**Exercise prompt:**
Lines that contain the string "this" are the ones to list; copy all of them from the records.

**Records provided:**
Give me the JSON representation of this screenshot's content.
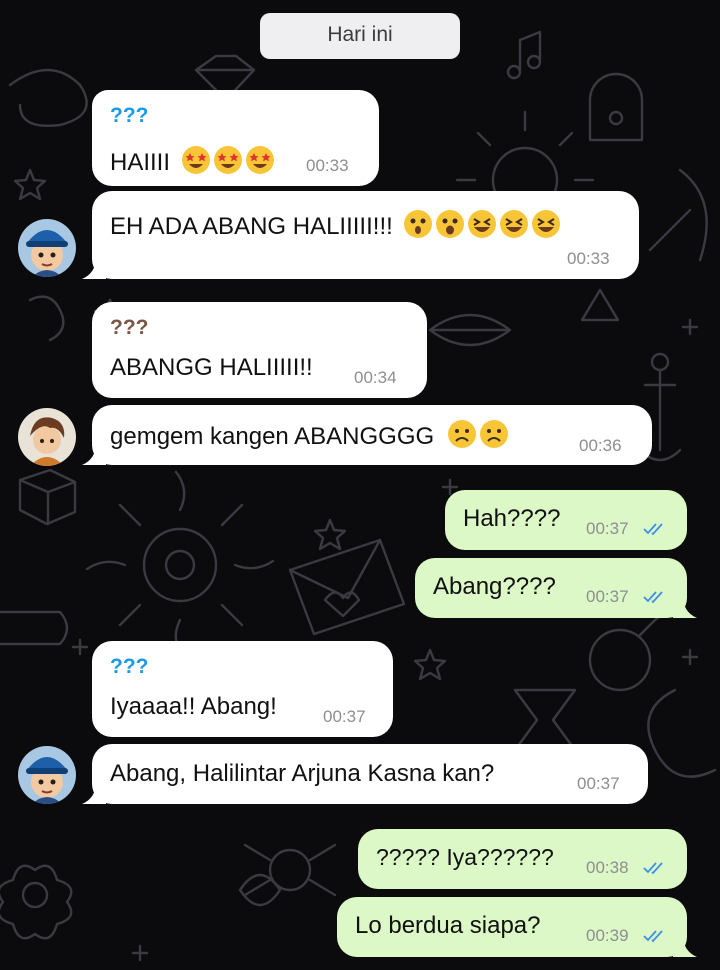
{
  "date_separator": "Hari ini",
  "colors": {
    "incoming_bubble": "#ffffff",
    "outgoing_bubble": "#dcf8c6",
    "sender_blue": "#1c9be5",
    "sender_brown": "#7a5646",
    "read_ticks": "#3c8fe8",
    "wallpaper": "#0b0b0d"
  },
  "messages": [
    {
      "direction": "in",
      "sender": "???",
      "text": "HAIIII",
      "emoji": [
        "star-struck-face-icon",
        "star-struck-face-icon",
        "star-struck-face-icon"
      ],
      "time": "00:33"
    },
    {
      "direction": "in",
      "avatar": "blue-hat-boy-avatar",
      "text": "EH ADA ABANG HALIIIII!!!",
      "emoji": [
        "astonished-face-icon",
        "open-mouth-face-icon",
        "laughing-face-icon",
        "laughing-face-icon",
        "laughing-face-icon"
      ],
      "time": "00:33"
    },
    {
      "direction": "in",
      "sender": "???",
      "text": "ABANGG HALIIIII!!",
      "time": "00:34"
    },
    {
      "direction": "in",
      "avatar": "brown-hair-boy-avatar",
      "text": "gemgem kangen ABANGGGG",
      "emoji": [
        "frowning-face-icon",
        "frowning-face-icon"
      ],
      "time": "00:36"
    },
    {
      "direction": "out",
      "text": "Hah????",
      "time": "00:37",
      "status": "read"
    },
    {
      "direction": "out",
      "text": "Abang????",
      "time": "00:37",
      "status": "read"
    },
    {
      "direction": "in",
      "sender": "???",
      "text": "Iyaaaa!! Abang!",
      "time": "00:37"
    },
    {
      "direction": "in",
      "avatar": "blue-hat-boy-avatar",
      "text": "Abang, Halilintar Arjuna Kasna kan?",
      "time": "00:37"
    },
    {
      "direction": "out",
      "text": "????? Iya??????",
      "time": "00:38",
      "status": "read"
    },
    {
      "direction": "out",
      "text": "Lo berdua siapa?",
      "time": "00:39",
      "status": "read"
    }
  ]
}
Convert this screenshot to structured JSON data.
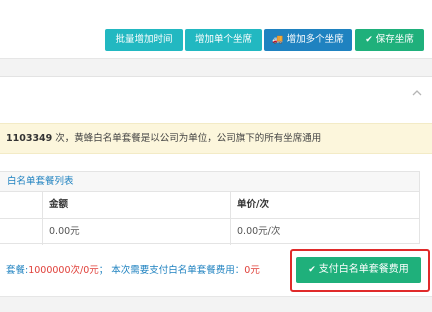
{
  "toolbar": {
    "batch_add_time": "批量增加时间",
    "add_single_seat": "增加单个坐席",
    "add_multiple_seats": "增加多个坐席",
    "save_seats": "保存坐席",
    "truck_icon": "🚚",
    "check_icon": "✔"
  },
  "notice": {
    "count": "1103349",
    "text": " 次，黄蜂白名单套餐是以公司为单位，公司旗下的所有坐席通用"
  },
  "table": {
    "title": "白名单套餐列表",
    "columns": [
      "金额",
      "单价/次"
    ],
    "rows": [
      [
        "0.00元",
        "0.00元/次"
      ]
    ]
  },
  "summary": {
    "prefix": "套餐:",
    "count_value": "1000000次/0元",
    "middle": "； 本次需要支付白名单套餐费用：",
    "total_value": "0元"
  },
  "pay_button": {
    "icon": "✔",
    "label": "支付白名单套餐费用"
  },
  "colors": {
    "teal": "#22b8c1",
    "blue": "#1f82c0",
    "green": "#1fb07b",
    "highlight_red": "#e02a2a",
    "notice_bg": "#fcf6dc"
  }
}
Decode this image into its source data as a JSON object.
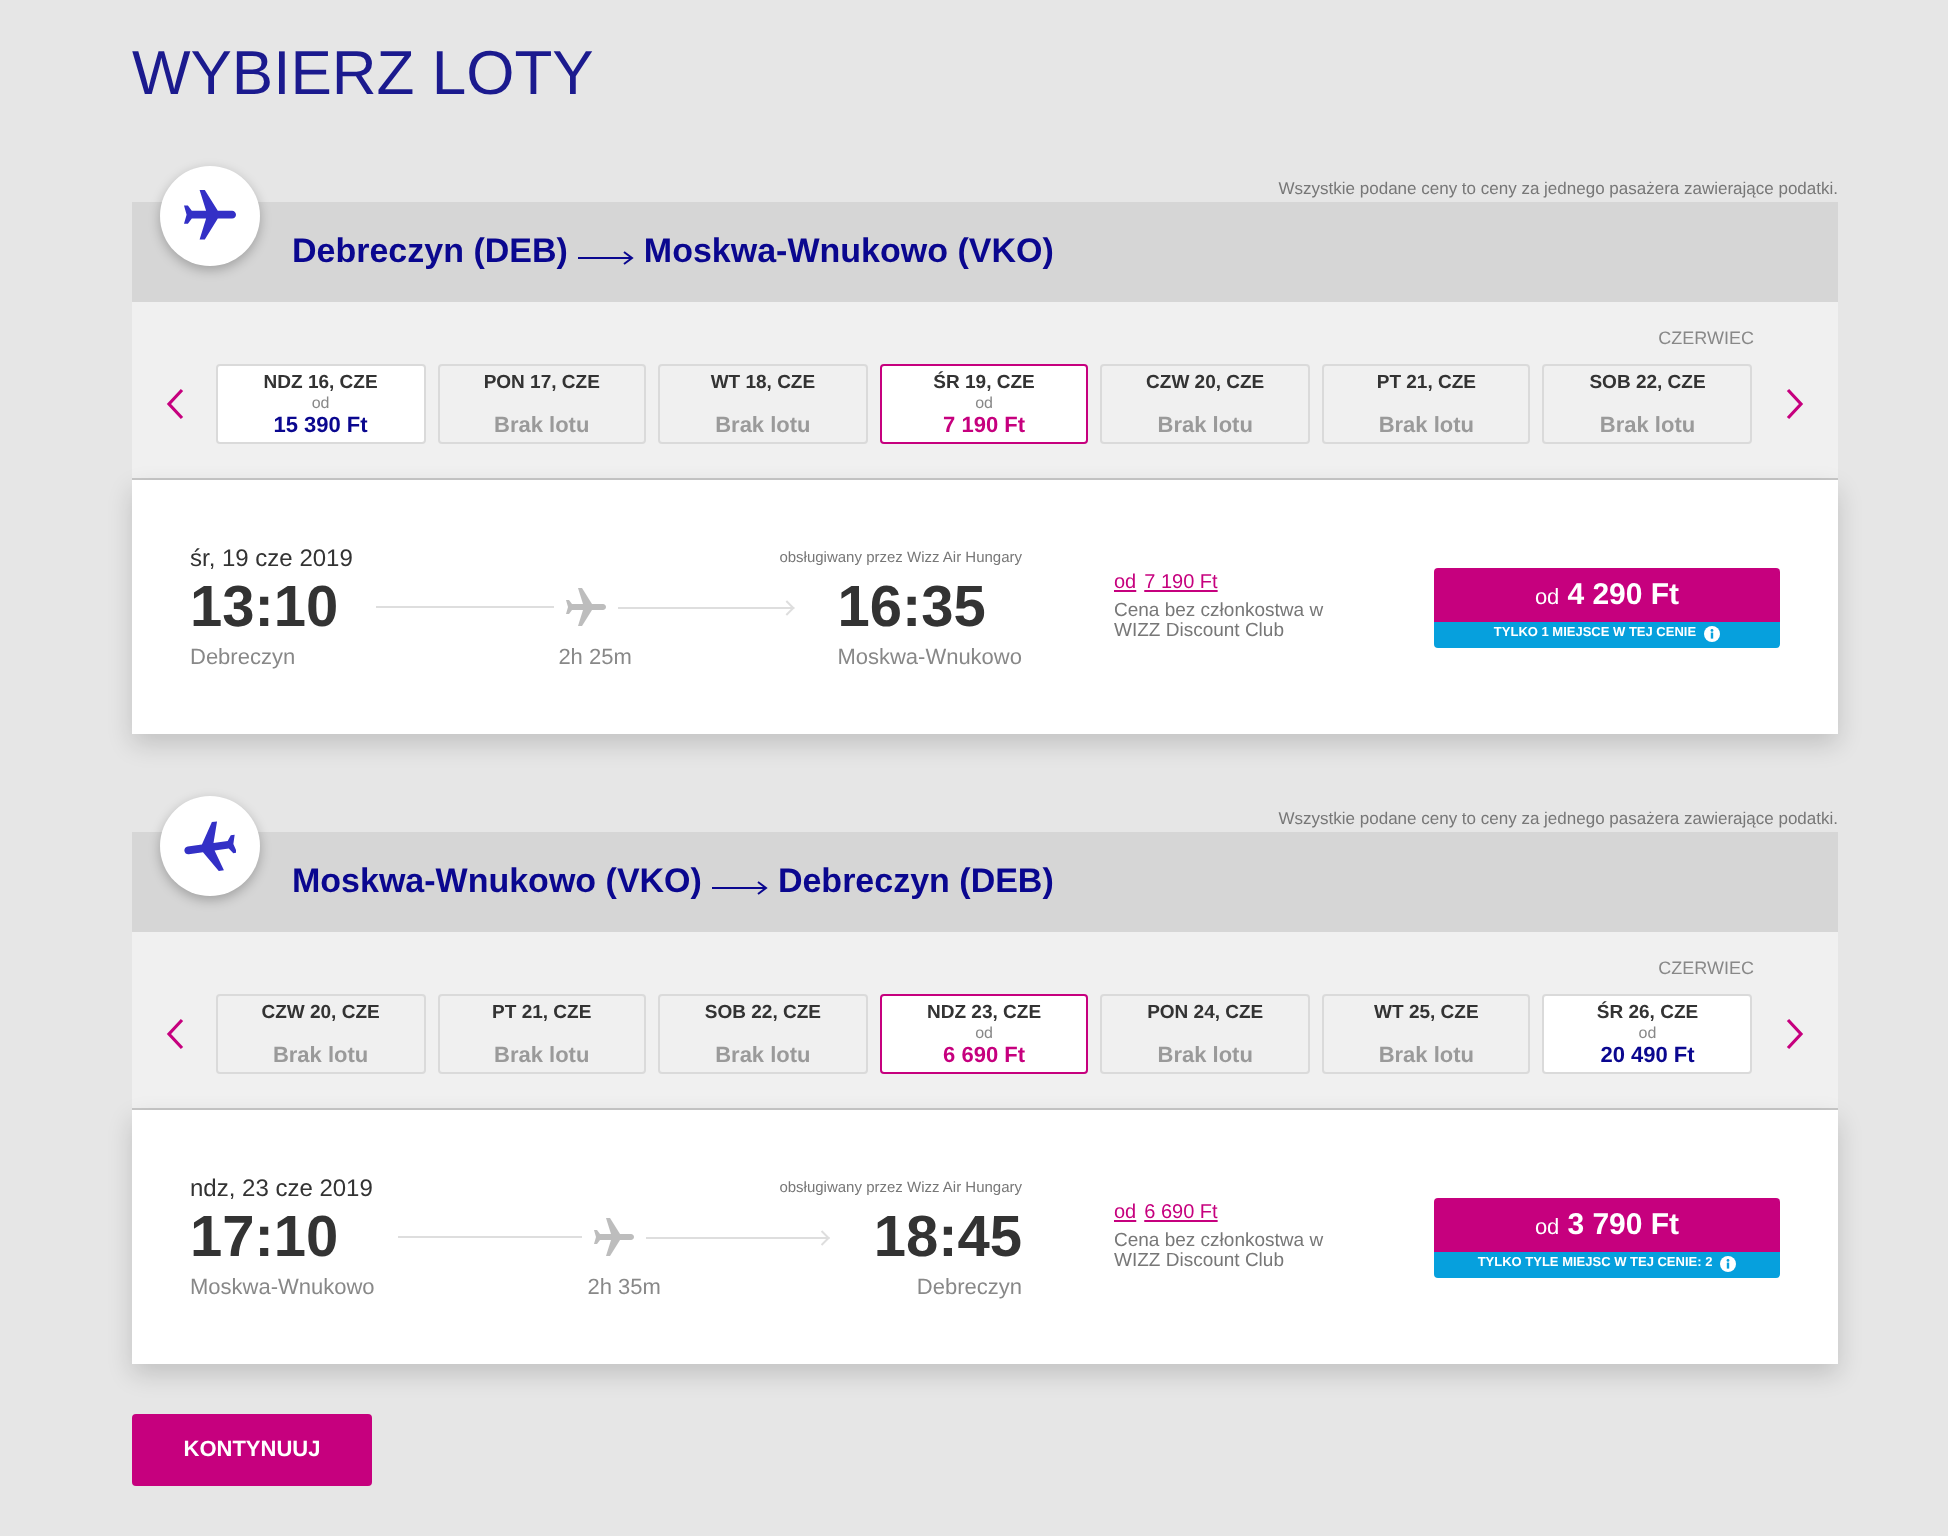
{
  "page_title": "WYBIERZ LOTY",
  "legs": [
    {
      "kind": "outbound",
      "price_note": "Wszystkie podane ceny to ceny za jednego pasażera zawierające podatki.",
      "origin": "Debreczyn (DEB)",
      "destination": "Moskwa-Wnukowo (VKO)",
      "month": "CZERWIEC",
      "dates": [
        {
          "kind": "fare",
          "day": "NDZ 16, CZE",
          "from": "od",
          "price": "15 390 Ft",
          "selected": false
        },
        {
          "kind": "no_flight",
          "day": "PON 17, CZE",
          "status": "Brak lotu",
          "selected": false
        },
        {
          "kind": "no_flight",
          "day": "WT 18, CZE",
          "status": "Brak lotu",
          "selected": false
        },
        {
          "kind": "fare",
          "day": "ŚR 19, CZE",
          "from": "od",
          "price": "7 190 Ft",
          "selected": true
        },
        {
          "kind": "no_flight",
          "day": "CZW 20, CZE",
          "status": "Brak lotu",
          "selected": false
        },
        {
          "kind": "no_flight",
          "day": "PT 21, CZE",
          "status": "Brak lotu",
          "selected": false
        },
        {
          "kind": "no_flight",
          "day": "SOB 22, CZE",
          "status": "Brak lotu",
          "selected": false
        }
      ],
      "flight": {
        "date": "śr, 19 cze 2019",
        "operator": "obsługiwany przez Wizz Air Hungary",
        "departure_time": "13:10",
        "departure_city": "Debreczyn",
        "duration": "2h 25m",
        "arrival_time": "16:35",
        "arrival_city": "Moskwa-Wnukowo",
        "member_from": "od",
        "member_price": "7 190 Ft",
        "member_note": "Cena bez członkostwa w WIZZ Discount Club",
        "fare_from": "od",
        "fare_price": "4 290 Ft",
        "seats_note": "TYLKO 1 MIEJSCE W TEJ CENIE"
      }
    },
    {
      "kind": "return",
      "price_note": "Wszystkie podane ceny to ceny za jednego pasażera zawierające podatki.",
      "origin": "Moskwa-Wnukowo (VKO)",
      "destination": "Debreczyn (DEB)",
      "month": "CZERWIEC",
      "dates": [
        {
          "kind": "no_flight",
          "day": "CZW 20, CZE",
          "status": "Brak lotu",
          "selected": false
        },
        {
          "kind": "no_flight",
          "day": "PT 21, CZE",
          "status": "Brak lotu",
          "selected": false
        },
        {
          "kind": "no_flight",
          "day": "SOB 22, CZE",
          "status": "Brak lotu",
          "selected": false
        },
        {
          "kind": "fare",
          "day": "NDZ 23, CZE",
          "from": "od",
          "price": "6 690 Ft",
          "selected": true
        },
        {
          "kind": "no_flight",
          "day": "PON 24, CZE",
          "status": "Brak lotu",
          "selected": false
        },
        {
          "kind": "no_flight",
          "day": "WT 25, CZE",
          "status": "Brak lotu",
          "selected": false
        },
        {
          "kind": "fare",
          "day": "ŚR 26, CZE",
          "from": "od",
          "price": "20 490 Ft",
          "selected": false
        }
      ],
      "flight": {
        "date": "ndz, 23 cze 2019",
        "operator": "obsługiwany przez Wizz Air Hungary",
        "departure_time": "17:10",
        "departure_city": "Moskwa-Wnukowo",
        "duration": "2h 35m",
        "arrival_time": "18:45",
        "arrival_city": "Debreczyn",
        "member_from": "od",
        "member_price": "6 690 Ft",
        "member_note": "Cena bez członkostwa w WIZZ Discount Club",
        "fare_from": "od",
        "fare_price": "3 790 Ft",
        "seats_note": "TYLKO TYLE MIEJSC W TEJ CENIE: 2"
      }
    }
  ],
  "continue_button": "KONTYNUUJ"
}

**Response to the exercise:**
Give me the JSON representation of this screenshot's content.
Convert this screenshot to structured JSON data.
Decode this image into its source data as a JSON object.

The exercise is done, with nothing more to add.